I couldn’t find any albums (Curb Records) on sale in Nashville nor amazon, though. After another ovation for Mo Pitney, Bill Anderson intoned Too Country, a lyric which could equally be a Garrison Keillor pastiche on the whole genre.
Too country what’s that?
Is it too many pearls of wisdom under grandpa’s old hat?
Is it just too old fashioned, is it just too antique?
Is the question too strong, is the answer too weak?
Is the grace too amazing, is the steeple too tall?
Are there too many yes sirs, yes madams and how’re y’all
It was sincere.
The last segment was what I’d feared wrongly the show would be like.

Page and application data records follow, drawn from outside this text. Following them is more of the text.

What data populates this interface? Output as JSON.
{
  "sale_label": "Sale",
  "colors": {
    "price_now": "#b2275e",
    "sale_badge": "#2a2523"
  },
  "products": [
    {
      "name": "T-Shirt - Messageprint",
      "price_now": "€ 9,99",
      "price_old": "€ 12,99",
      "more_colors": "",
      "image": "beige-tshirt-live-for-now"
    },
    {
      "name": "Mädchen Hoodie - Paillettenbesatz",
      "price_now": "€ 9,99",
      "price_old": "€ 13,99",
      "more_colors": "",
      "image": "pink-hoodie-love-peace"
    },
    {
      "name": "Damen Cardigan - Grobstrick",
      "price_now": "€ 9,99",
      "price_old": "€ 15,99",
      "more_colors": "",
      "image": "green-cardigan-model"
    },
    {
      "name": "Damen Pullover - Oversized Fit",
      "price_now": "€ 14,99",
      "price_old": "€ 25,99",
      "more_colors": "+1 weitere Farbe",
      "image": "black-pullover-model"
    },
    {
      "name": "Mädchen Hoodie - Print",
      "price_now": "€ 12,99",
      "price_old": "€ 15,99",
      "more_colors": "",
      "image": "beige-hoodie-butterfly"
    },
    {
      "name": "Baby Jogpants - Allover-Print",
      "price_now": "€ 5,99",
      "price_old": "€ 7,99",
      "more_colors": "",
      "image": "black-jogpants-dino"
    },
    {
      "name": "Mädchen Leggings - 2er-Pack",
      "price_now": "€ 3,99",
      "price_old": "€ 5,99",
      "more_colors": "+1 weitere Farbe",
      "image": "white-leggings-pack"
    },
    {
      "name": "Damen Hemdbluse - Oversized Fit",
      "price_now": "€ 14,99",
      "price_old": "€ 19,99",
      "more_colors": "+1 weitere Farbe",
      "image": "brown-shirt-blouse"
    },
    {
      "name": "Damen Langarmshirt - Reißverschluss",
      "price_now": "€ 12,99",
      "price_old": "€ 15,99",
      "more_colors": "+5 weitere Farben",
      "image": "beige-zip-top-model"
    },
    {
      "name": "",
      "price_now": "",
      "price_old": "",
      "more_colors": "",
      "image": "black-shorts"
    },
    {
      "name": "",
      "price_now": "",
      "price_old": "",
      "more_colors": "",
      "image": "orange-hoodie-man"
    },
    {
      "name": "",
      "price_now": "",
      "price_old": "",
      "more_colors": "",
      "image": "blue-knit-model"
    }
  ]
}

It was hosted by The Riders In The Sky in Roy Rogers costumes, except for the fiddle player who had lost his embroidered shirt. The lead singer was “Ranger Doug”. They bill themselves as a “music and comedy group.” The bass player, “Too Slim” even wore furry chaps (and a droopy moustache). The accordion player is Joey The Cowpolka King. I found that amusing, but not at Kinky Friedman levels. The first song sounded familiar from my childhood in Hopalong Cassidy garb, and was a yodel demonstration.
Collin Raye came up next, much more a rock ballad singer with percussive piano accompaniment than country to me. He did his 1993 hit, Little Rock at full power, then introduced his new tribute album to Glen Campbell Still On The Line – The Songs of Glen Campbell, and sang a forceful version of Galveston with full-on backing. Collin Raye reinforces the Atlantic divide on country: four Billboard number one country hits and most of the stuff available in the UK is as US imports. Still On The Line is only available in the UK as downloads.
The Willis Clan (Just the six)
Last? America’s Got Talent stars,The Willis Clan. Forget The Osmonds and The Jacksons. There are TWELVE of these kids. Only six sing and play at first, ranging from 22 (lead singer, fiddle) down to 16 (bodram, then drums) and 14 (double bass). The first Irish flavoured instrumental number from this Tennessee band had a Boston connected title and an Irish air. With twelve, you assume it’s a Catholic Irish air. Then a song with lyrics about What You Gonna Do When The Power is Gone, added the other six, ranging from two years old, then three upwards. And they all did a Riverdance bit, even the youngest. Utterly charming. But it also sounded great. They can all play.
Back to Ranger Doug and Pals for Red River Valley and Roy Rogers’ own Happy Trails. An excellent and varied evening. If I lived here, I’d try and catch the show on a regular basis.